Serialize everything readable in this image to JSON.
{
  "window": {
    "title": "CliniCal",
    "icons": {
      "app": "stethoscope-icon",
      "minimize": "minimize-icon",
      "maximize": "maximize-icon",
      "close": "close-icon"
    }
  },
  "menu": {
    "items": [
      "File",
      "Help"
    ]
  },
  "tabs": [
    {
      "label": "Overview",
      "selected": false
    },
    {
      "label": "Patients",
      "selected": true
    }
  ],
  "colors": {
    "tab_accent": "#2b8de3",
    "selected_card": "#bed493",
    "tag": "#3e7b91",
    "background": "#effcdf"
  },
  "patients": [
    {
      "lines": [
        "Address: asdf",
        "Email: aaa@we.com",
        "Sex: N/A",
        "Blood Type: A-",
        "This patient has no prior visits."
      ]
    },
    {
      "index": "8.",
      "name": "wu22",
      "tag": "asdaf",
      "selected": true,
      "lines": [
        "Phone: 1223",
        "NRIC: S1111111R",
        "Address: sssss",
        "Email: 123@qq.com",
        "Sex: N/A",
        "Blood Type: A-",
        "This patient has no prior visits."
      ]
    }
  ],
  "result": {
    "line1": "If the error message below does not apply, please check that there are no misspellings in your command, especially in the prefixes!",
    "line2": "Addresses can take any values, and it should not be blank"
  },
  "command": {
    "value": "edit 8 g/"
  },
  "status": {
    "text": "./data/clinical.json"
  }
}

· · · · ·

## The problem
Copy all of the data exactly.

## Answer to this problem
Serialize everything readable in this image to JSON.
{
  "window": {
    "title": "CliniCal",
    "icons": {
      "app": "stethoscope-icon",
      "minimize": "minimize-icon",
      "maximize": "maximize-icon",
      "close": "close-icon"
    }
  },
  "menu": {
    "items": [
      "File",
      "Help"
    ]
  },
  "tabs": [
    {
      "label": "Overview",
      "selected": false
    },
    {
      "label": "Patients",
      "selected": true
    }
  ],
  "colors": {
    "tab_accent": "#2b8de3",
    "selected_card": "#bed493",
    "tag": "#3e7b91",
    "background": "#effcdf"
  },
  "patients": [
    {
      "lines": [
        "Address: asdf",
        "Email: aaa@we.com",
        "Sex: N/A",
        "Blood Type: A-",
        "This patient has no prior visits."
      ]
    },
    {
      "index": "8.",
      "name": "wu22",
      "tag": "asdaf",
      "selected": true,
      "lines": [
        "Phone: 1223",
        "NRIC: S1111111R",
        "Address: sssss",
        "Email: 123@qq.com",
        "Sex: N/A",
        "Blood Type: A-",
        "This patient has no prior visits."
      ]
    }
  ],
  "result": {
    "line1": "If the error message below does not apply, please check that there are no misspellings in your command, especially in the prefixes!",
    "line2": "Addresses can take any values, and it should not be blank"
  },
  "command": {
    "value": "edit 8 g/"
  },
  "status": {
    "text": "./data/clinical.json"
  }
}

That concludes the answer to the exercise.